Instructions for the task.
Return all of the data verbatim, dropping any picture.
··· Data shown
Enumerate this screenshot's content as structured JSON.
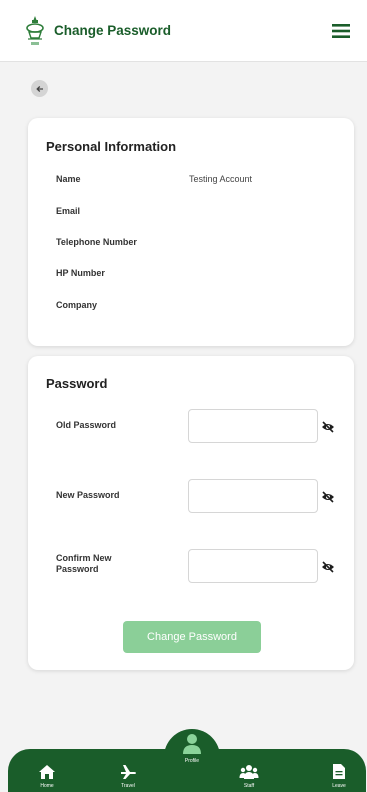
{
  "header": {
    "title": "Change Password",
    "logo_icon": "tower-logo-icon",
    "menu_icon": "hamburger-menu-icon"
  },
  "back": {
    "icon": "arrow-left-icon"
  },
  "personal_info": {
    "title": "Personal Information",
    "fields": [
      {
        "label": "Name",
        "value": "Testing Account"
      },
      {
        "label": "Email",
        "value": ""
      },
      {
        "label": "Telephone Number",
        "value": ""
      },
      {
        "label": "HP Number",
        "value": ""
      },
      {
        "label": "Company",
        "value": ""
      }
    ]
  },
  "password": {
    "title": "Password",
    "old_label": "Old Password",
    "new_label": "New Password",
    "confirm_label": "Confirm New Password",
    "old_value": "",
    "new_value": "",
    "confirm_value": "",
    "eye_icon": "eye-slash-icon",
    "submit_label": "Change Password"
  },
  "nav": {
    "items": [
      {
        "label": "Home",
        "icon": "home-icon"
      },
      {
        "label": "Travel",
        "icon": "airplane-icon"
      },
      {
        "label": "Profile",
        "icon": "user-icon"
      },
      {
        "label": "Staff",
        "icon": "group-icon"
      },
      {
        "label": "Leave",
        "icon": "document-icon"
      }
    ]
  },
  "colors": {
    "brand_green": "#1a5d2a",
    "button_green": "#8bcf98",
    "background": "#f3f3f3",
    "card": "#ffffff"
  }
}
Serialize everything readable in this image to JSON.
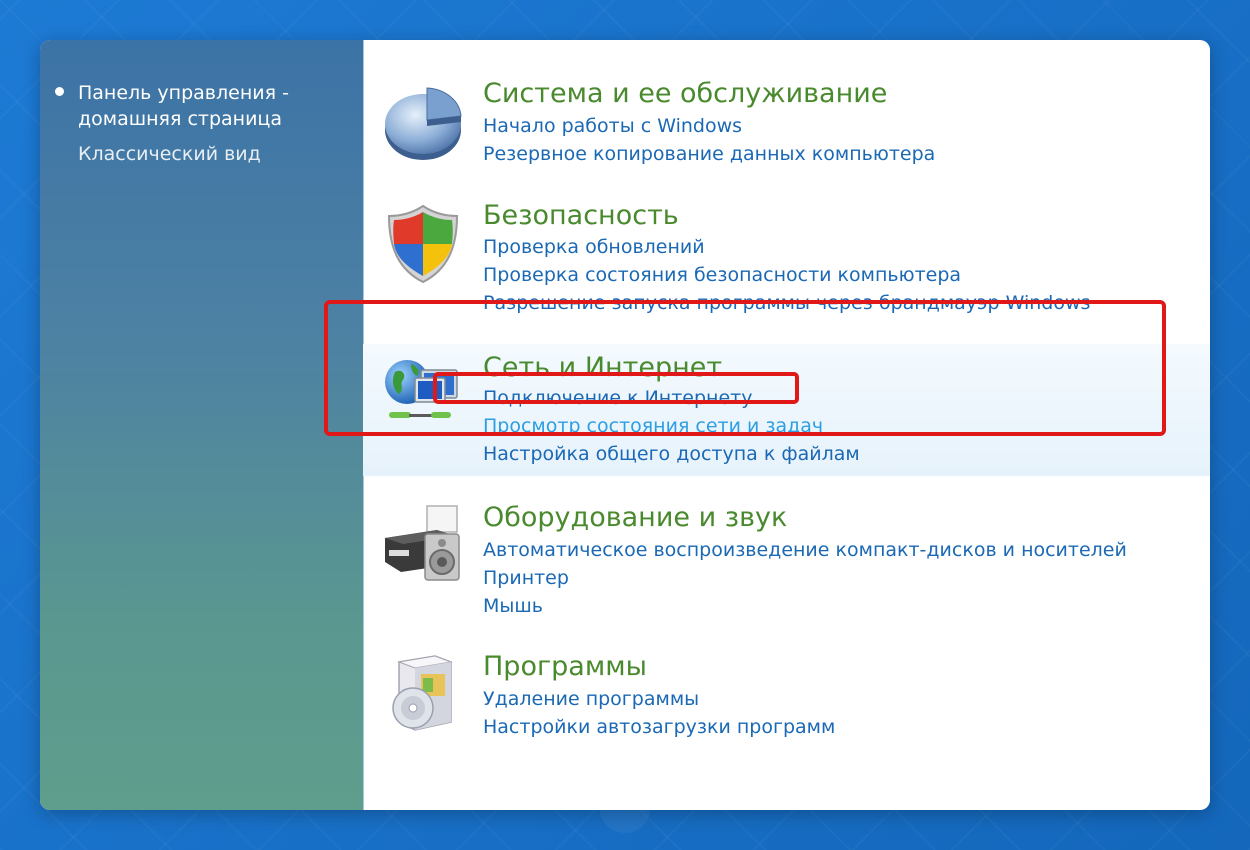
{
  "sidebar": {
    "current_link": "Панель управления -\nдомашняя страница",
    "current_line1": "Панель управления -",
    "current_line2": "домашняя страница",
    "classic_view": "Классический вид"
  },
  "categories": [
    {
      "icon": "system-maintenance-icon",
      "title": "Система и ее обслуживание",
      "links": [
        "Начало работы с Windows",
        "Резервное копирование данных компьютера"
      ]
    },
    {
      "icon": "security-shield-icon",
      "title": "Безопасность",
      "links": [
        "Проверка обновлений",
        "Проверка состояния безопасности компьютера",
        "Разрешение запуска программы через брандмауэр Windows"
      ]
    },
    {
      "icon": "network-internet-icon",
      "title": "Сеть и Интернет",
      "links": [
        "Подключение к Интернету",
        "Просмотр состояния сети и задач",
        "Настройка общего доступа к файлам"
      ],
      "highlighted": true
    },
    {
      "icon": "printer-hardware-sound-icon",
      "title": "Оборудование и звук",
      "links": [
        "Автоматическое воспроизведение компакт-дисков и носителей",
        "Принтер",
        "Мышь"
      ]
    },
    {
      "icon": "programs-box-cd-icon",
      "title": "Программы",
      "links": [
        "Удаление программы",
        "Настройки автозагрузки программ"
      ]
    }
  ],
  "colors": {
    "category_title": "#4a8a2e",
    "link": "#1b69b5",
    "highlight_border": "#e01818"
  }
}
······
Solution.
Enumerate this screenshot's content as structured JSON.
{
  "header": {
    "title": "Change Password",
    "logo_icon": "tower-logo-icon",
    "menu_icon": "hamburger-menu-icon"
  },
  "back": {
    "icon": "arrow-left-icon"
  },
  "personal_info": {
    "title": "Personal Information",
    "fields": [
      {
        "label": "Name",
        "value": "Testing Account"
      },
      {
        "label": "Email",
        "value": ""
      },
      {
        "label": "Telephone Number",
        "value": ""
      },
      {
        "label": "HP Number",
        "value": ""
      },
      {
        "label": "Company",
        "value": ""
      }
    ]
  },
  "password": {
    "title": "Password",
    "old_label": "Old Password",
    "new_label": "New Password",
    "confirm_label": "Confirm New Password",
    "old_value": "",
    "new_value": "",
    "confirm_value": "",
    "eye_icon": "eye-slash-icon",
    "submit_label": "Change Password"
  },
  "nav": {
    "items": [
      {
        "label": "Home",
        "icon": "home-icon"
      },
      {
        "label": "Travel",
        "icon": "airplane-icon"
      },
      {
        "label": "Profile",
        "icon": "user-icon"
      },
      {
        "label": "Staff",
        "icon": "group-icon"
      },
      {
        "label": "Leave",
        "icon": "document-icon"
      }
    ]
  },
  "colors": {
    "brand_green": "#1a5d2a",
    "button_green": "#8bcf98",
    "background": "#f3f3f3",
    "card": "#ffffff"
  }
}
Serialize everything readable in this image to JSON.
{
  "sidebar": {
    "current_link": "Панель управления -\nдомашняя страница",
    "current_line1": "Панель управления -",
    "current_line2": "домашняя страница",
    "classic_view": "Классический вид"
  },
  "categories": [
    {
      "icon": "system-maintenance-icon",
      "title": "Система и ее обслуживание",
      "links": [
        "Начало работы с Windows",
        "Резервное копирование данных компьютера"
      ]
    },
    {
      "icon": "security-shield-icon",
      "title": "Безопасность",
      "links": [
        "Проверка обновлений",
        "Проверка состояния безопасности компьютера",
        "Разрешение запуска программы через брандмауэр Windows"
      ]
    },
    {
      "icon": "network-internet-icon",
      "title": "Сеть и Интернет",
      "links": [
        "Подключение к Интернету",
        "Просмотр состояния сети и задач",
        "Настройка общего доступа к файлам"
      ],
      "highlighted": true
    },
    {
      "icon": "printer-hardware-sound-icon",
      "title": "Оборудование и звук",
      "links": [
        "Автоматическое воспроизведение компакт-дисков и носителей",
        "Принтер",
        "Мышь"
      ]
    },
    {
      "icon": "programs-box-cd-icon",
      "title": "Программы",
      "links": [
        "Удаление программы",
        "Настройки автозагрузки программ"
      ]
    }
  ],
  "colors": {
    "category_title": "#4a8a2e",
    "link": "#1b69b5",
    "highlight_border": "#e01818"
  }
}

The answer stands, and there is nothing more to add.